Format

Send to

Choose Destination
Nature. 2012 May 16;485(7399):459-64. doi: 10.1038/nature11088.

Peroxiredoxins are conserved markers of circadian rhythms.

Author information

1
Department of Clinical Neurosciences, University of Cambridge, Addenbrooke's Hospital, Cambridge CB2 0QQ, UK.

Erratum in

  • Nature. 2012 Sep 27;489(7417):590.

Abstract

Cellular life emerged ∼3.7 billion years ago. With scant exception, terrestrial organisms have evolved under predictable daily cycles owing to the Earth's rotation. The advantage conferred on organisms that anticipate such environmental cycles has driven the evolution of endogenous circadian rhythms that tune internal physiology to external conditions. The molecular phylogeny of mechanisms driving these rhythms has been difficult to dissect because identified clock genes and proteins are not conserved across the domains of life: Bacteria, Archaea and Eukaryota. Here we show that oxidation-reduction cycles of peroxiredoxin proteins constitute a universal marker for circadian rhythms in all domains of life, by characterizing their oscillations in a variety of model organisms. Furthermore, we explore the interconnectivity between these metabolic cycles and transcription-translation feedback loops of the clockwork in each system. Our results suggest an intimate co-evolution of cellular timekeeping with redox homeostatic mechanisms after the Great Oxidation Event ∼2.5 billion years ago.

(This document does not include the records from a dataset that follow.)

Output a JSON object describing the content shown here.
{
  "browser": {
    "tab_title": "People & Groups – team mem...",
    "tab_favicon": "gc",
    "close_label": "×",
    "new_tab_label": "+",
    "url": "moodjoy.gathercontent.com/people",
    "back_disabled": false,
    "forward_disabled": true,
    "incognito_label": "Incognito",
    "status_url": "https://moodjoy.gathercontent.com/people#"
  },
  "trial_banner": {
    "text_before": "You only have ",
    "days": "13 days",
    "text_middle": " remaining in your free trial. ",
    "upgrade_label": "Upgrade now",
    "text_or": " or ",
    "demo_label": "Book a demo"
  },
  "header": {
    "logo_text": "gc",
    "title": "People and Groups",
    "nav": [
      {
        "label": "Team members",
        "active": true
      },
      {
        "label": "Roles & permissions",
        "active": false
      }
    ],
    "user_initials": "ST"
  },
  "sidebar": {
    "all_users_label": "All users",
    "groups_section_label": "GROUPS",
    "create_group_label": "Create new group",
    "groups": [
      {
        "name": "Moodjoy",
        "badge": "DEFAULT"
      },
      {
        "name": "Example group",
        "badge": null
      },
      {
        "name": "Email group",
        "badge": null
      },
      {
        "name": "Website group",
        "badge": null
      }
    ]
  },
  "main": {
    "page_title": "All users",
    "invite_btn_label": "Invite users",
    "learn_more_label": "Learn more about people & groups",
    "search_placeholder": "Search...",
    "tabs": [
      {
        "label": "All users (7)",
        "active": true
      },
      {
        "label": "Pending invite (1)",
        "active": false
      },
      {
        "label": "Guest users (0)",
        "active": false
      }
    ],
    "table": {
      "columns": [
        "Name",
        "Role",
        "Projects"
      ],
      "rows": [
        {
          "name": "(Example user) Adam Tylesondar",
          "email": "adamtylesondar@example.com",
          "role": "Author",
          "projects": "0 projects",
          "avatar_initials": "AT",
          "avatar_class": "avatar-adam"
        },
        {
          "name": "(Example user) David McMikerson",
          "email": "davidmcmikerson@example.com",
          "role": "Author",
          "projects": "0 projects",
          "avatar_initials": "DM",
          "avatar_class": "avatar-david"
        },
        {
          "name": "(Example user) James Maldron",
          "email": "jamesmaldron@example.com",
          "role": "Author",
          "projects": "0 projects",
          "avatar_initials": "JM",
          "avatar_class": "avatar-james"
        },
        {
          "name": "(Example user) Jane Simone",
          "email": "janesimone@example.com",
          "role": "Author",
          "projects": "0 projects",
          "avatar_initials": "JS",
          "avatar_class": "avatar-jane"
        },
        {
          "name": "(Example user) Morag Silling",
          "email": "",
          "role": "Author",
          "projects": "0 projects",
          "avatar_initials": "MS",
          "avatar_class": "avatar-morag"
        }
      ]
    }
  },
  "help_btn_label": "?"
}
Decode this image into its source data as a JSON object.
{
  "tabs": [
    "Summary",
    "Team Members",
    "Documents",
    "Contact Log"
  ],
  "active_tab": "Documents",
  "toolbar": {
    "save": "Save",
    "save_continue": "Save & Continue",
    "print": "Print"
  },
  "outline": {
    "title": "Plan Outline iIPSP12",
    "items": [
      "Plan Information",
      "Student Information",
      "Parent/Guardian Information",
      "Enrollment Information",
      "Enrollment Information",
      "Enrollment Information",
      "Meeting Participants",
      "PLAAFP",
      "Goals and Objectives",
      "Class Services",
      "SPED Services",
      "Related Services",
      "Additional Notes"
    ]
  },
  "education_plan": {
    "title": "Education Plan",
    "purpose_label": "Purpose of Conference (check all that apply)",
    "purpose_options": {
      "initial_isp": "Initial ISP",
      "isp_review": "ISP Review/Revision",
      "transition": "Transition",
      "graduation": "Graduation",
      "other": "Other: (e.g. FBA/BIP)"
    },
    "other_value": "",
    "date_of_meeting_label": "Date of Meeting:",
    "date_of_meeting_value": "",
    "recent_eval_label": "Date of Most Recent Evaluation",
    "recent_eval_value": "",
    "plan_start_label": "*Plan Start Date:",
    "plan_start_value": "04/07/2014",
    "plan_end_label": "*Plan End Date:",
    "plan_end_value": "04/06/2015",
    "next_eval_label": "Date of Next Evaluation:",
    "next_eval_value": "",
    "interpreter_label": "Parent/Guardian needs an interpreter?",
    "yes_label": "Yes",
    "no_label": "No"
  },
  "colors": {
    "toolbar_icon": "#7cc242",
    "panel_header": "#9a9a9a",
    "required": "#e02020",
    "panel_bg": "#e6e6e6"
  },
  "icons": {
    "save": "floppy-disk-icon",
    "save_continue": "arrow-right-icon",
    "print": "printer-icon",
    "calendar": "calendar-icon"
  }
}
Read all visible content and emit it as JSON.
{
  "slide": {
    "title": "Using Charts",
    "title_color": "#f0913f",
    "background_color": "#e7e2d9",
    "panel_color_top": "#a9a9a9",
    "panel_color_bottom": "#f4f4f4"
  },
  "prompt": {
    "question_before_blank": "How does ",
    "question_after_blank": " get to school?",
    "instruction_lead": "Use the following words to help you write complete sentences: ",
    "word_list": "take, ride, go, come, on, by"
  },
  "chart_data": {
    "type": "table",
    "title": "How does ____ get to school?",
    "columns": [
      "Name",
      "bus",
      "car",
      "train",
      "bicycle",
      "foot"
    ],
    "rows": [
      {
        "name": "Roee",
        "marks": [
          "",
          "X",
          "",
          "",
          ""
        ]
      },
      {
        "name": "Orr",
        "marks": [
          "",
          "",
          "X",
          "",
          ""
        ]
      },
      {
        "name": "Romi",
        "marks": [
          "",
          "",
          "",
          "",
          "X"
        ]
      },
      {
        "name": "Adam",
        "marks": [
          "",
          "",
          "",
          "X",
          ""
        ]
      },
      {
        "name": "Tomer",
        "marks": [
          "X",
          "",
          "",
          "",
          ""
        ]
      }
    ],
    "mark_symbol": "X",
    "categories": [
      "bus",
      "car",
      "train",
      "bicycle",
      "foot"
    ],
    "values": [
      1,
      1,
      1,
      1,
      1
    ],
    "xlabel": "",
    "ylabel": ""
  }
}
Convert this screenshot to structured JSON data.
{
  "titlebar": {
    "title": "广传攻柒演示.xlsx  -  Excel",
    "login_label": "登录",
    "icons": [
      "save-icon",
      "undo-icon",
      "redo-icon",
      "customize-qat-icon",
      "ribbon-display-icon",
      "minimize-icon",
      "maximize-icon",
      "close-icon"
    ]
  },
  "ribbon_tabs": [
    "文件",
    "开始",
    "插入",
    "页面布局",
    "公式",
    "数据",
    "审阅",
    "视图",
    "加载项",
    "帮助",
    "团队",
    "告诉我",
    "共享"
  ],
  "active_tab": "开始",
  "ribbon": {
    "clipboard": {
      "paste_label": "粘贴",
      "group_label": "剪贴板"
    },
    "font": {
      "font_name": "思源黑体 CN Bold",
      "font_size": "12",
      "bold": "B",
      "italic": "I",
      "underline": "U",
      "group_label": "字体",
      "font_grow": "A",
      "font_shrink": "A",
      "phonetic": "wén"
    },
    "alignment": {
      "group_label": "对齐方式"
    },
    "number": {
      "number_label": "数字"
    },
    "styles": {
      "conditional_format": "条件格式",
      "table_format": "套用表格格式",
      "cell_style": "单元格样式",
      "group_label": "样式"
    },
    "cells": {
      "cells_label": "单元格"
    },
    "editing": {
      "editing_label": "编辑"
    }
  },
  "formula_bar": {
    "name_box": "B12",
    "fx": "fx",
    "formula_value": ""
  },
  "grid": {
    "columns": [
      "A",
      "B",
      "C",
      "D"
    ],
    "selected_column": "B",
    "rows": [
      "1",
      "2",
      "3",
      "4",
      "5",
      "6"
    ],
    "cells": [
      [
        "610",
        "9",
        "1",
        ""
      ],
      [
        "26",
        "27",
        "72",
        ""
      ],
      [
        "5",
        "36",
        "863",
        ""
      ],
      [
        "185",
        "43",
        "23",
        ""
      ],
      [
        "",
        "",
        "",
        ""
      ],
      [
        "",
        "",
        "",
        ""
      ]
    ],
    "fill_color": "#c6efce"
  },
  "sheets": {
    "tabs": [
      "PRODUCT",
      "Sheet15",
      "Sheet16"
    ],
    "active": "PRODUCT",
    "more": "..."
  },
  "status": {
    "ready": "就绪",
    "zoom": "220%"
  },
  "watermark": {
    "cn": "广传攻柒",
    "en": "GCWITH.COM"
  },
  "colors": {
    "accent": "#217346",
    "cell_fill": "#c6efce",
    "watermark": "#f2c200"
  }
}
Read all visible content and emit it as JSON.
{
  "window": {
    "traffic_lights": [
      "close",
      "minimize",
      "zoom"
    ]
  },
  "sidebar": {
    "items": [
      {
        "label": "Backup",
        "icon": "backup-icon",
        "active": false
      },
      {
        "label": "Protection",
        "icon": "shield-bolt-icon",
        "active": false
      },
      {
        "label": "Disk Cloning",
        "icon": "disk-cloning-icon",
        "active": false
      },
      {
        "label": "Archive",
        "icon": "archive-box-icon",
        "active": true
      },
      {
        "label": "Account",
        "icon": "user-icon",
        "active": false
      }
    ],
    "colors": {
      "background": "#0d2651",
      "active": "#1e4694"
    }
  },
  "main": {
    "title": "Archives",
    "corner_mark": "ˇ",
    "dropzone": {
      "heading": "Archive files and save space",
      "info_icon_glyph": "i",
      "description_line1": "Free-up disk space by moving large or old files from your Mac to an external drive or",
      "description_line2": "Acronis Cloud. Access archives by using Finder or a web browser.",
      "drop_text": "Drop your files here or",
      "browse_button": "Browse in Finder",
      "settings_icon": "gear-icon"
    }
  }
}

PMID:
22622569
PMCID:
PMC3398137
DOI:
10.1038/nature11088
[Indexed for MEDLINE]
Free PMC Article

Publication types, MeSH terms, Substances, Grant support

Publication types

MeSH terms

Substances

Grant support

Supplemental Content

Full text links

Icon for Nature Publishing Group Icon for PubMed Central
Loading ...
Support Center